24. A recurring question is how research activities (as opposed to potential deployment) should and could be addressed by a regulatory framework. However, once the modelling and laboratory stage has been left behind, the distinction between research and development could become difficult to draw for regulatory purposes. It has been argued that governance can have an enabling function for “safe and useful” research; the London Protocol’s concept of “legitimate scientific research” underlying the 2013 amendment can be seen in this context.
25. These developments have not changed the validity of the key messages from Part II of the 2012 report, including that “the current regulatory mechanisms that could apply to climate-related geoengineering relevant to the Convention do not constitute a framework for geoengineering as a whole that meets the criteria of being science-based, global, transparent and effective” and that “with the possible exceptions of ocean fertilization experiments and CO2 storage in geological formations, the existing legal and regulatory framework is currently not commensurate with the potential scale and scope of climate related geoengineering, including transboundary effects.”
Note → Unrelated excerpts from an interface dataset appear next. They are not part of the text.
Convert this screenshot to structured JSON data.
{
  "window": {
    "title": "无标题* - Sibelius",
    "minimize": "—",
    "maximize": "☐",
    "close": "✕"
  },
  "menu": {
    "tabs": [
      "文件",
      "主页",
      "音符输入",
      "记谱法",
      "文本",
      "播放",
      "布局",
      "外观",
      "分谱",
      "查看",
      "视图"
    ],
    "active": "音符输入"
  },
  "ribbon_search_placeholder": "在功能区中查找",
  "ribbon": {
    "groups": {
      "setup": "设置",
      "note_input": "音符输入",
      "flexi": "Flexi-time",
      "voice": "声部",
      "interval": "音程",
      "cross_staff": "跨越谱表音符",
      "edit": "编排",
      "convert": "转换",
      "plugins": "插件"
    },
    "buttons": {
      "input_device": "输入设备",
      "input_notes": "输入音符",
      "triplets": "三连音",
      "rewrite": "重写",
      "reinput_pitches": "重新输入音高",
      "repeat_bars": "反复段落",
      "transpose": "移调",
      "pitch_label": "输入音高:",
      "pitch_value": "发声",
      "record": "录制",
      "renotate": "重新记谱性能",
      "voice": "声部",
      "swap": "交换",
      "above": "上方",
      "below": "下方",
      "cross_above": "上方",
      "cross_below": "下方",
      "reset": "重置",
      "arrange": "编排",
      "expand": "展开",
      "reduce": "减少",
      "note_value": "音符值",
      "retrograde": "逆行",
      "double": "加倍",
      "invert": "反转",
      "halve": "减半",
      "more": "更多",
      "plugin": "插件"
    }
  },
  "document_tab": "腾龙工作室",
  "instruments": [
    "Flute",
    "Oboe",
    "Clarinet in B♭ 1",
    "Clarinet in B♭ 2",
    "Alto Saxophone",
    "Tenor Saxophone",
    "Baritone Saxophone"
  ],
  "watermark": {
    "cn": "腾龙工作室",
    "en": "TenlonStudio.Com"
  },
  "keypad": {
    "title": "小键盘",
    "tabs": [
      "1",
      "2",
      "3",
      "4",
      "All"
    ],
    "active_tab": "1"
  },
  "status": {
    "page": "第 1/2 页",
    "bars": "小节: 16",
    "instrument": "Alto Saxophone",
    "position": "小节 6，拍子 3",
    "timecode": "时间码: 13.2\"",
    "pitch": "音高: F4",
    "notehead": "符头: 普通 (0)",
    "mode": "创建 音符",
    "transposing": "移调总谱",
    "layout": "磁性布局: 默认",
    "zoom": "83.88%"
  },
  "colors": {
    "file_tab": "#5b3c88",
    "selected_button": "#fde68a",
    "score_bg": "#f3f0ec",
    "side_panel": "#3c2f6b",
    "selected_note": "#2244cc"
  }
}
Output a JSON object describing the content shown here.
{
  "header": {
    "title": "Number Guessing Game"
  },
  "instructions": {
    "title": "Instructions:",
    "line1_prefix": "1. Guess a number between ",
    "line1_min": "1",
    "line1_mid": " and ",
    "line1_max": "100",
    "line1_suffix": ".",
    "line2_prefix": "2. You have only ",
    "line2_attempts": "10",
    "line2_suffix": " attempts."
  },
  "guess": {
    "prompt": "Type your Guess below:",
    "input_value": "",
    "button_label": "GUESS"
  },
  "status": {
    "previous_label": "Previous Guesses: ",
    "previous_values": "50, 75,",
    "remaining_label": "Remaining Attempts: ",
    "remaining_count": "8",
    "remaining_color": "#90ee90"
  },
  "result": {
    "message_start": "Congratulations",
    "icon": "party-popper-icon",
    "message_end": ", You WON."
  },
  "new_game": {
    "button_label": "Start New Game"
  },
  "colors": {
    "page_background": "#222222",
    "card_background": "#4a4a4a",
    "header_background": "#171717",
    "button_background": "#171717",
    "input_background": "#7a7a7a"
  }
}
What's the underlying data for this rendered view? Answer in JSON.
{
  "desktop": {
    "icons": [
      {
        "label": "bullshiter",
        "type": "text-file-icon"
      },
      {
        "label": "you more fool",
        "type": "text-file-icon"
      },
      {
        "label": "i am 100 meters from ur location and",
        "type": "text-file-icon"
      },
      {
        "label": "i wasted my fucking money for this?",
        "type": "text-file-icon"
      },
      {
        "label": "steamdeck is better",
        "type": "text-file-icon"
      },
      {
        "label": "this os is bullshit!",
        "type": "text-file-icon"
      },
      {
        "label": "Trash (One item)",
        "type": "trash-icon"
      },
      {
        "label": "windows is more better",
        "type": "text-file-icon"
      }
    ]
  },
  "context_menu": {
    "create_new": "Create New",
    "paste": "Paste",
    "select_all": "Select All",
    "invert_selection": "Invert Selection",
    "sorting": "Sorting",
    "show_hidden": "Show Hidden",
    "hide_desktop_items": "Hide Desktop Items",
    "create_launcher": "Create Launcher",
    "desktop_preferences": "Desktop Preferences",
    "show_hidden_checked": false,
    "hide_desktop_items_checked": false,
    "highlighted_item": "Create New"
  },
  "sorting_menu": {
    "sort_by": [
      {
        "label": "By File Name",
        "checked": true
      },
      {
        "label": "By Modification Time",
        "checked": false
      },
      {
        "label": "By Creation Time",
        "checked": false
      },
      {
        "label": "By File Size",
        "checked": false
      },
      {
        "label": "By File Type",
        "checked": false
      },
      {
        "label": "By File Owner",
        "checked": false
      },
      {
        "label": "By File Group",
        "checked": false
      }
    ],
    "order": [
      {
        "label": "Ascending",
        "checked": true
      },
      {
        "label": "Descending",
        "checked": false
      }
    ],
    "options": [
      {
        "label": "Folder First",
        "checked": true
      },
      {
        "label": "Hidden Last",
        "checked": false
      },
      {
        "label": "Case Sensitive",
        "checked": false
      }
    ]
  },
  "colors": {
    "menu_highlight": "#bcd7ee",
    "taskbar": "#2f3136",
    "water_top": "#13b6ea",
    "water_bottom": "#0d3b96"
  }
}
26. Biodiversity is affected by a number of drivers of change that will themselves be impacted by proposed CDR and SRM geoengineering techniques. If effective, geoengineering would reduce the impacts of climate change on biodiversity at the global level. However, in the case of SRM under conditions of high CO2 this would not necessarily be the case at local levels, due to an inherently unpredictable distribution of temperature and precipitation effects. On the other hand, the benefits for biodiversity of reducing climate change impacts through large-scale biomass-based CO2 removal seem likely to be offset, at least in part, and possibly outweighed, by land use change. Changes in ocean productivity through large-scale fertilization would necessarily involve major changes to marine ecosystems, with associated risks to biodiversity. In general, technique-specific side effects that may be detrimental for biodiversity are not well understood.
27. Assessment of the direct and indirect impacts (each of which may be positive or negative) of climate geoengineering is not straightforward. Such considerations necessarily involve uncertainties regarding technical feasibility and effectiveness; scale dependencies; and complex comparisons with non-geoengineered conditions as well as value judgements and ethical considerations. Technique-specific considerations important for the evaluation of climate geoengineering techniques include effectiveness, safety and risks; co-benefits; readiness; governance and ethics; and cost and affordability. Many of these factors cannot yet be reliably quantified, and it is important that ‘cost’ includes both market and non-market values. Further research, with appropriate safeguards, could help to reduce some of these knowledge gaps and uncertainties.